“The Government proposes to implement a ‘bail-in’ regime for systemically important banks. This regime will be designed to ensure that, in the unlikely event that a systemically important bank depletes its capital, the bank can be recapitalized and returned to viability through the very rapid conversion of certain bank liabilities into regulatory capital.”
Ottawa attempted to clarify what the bail-in regime meant in the budget after media outlets and blogs reported on it. Many Canadians were concerned, especially after Cyprus confiscated large amounts of deposits in the island nation’s banking system.
Kathleen Perchaluk, the finance minister’s press secretary, issued a statement last week to clarify the bail-in scenario.
“The bail-in scenario described in the Budget has nothing to do with depositors’ accounts and they will in no way be used here,” said Perchaluk. “Those accounts will continue to remain insured through the Canada Deposit Insurance Corporation (CDIC), as always.”
Perchaluk said the measures being proposed would help the taxpayers and depositors from having to bail out a financial institution. “If a bank is having severe difficulties, the bail-in regime would force certain debt instruments to be converted into equity to recapitalize the bank.”
Despite Canadian officials assuring the general public that their money is not at risk, many are wary of what the federal government says, considering its past record.
Michel Chossudovsky, professor of economics at the University of Ottawa, published an article titled “The Confiscation of Bank Savings to ‘Save the Banks’” that discusses the Cyprus situation establishes a dangerous precedent. He argues that politicians and bankers could use this “weapon of financial destruction” against smaller credit unions and other independent banks that could hurt their monopoly.
Economic Collapse News reported earlier this month that finance guru Jim Rogers believes central banks around the world would follow Cyprus’s lead of stealing deposits in order to save the financial system. Rogers made the case that since it was a policy endorsed by euro partners and the International Monetary Fund (IMF) the other central banks would implement the same policies and justify it by pointing to the IMF, eurozone and others.
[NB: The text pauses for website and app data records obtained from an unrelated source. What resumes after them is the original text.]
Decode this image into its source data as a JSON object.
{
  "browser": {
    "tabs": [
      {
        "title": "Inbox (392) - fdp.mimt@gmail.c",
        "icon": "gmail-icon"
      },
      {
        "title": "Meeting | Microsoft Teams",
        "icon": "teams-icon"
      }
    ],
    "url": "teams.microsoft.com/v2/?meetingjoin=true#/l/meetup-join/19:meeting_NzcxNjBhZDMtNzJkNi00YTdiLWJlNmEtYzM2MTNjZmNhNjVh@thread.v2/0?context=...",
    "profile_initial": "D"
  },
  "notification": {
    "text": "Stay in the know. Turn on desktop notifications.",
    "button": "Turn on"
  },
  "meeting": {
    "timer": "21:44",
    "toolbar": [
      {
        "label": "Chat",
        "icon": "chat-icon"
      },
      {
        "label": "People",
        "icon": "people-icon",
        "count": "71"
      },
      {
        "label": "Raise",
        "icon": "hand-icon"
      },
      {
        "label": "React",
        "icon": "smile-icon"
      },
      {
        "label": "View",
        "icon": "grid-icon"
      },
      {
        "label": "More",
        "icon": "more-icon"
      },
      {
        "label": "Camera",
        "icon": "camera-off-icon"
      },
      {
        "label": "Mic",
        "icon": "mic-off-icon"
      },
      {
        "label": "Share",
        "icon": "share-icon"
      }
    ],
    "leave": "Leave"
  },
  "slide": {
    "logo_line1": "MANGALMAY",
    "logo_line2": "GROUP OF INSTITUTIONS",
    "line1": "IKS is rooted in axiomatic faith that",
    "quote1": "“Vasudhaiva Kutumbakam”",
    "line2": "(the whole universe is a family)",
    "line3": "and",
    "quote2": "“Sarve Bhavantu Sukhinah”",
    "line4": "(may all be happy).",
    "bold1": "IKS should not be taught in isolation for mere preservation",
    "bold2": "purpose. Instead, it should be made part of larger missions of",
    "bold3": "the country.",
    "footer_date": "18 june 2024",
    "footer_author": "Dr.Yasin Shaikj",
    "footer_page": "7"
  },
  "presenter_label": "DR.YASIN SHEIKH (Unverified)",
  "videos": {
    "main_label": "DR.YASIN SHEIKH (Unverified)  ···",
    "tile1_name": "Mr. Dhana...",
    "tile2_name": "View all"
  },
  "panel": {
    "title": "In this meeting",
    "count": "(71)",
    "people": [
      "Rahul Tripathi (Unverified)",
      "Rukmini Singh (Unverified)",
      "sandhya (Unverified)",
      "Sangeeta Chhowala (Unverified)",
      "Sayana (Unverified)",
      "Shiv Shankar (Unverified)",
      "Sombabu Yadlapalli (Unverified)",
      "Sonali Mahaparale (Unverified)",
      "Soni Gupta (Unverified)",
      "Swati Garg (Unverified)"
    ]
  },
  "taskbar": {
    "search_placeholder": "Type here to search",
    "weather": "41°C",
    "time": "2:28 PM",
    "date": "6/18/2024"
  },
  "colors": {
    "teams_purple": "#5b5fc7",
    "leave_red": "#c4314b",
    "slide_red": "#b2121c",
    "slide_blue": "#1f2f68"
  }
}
“The IMF has said ‘sure, loot the bank accounts’ the EU has said ‘loot the bank accounts’ so you can be sure that other countries when problems come, are going to say, ‘well, it’s condoned by the EU, it’s condoned by the IMF, so let’s do it too,” explained Rogers.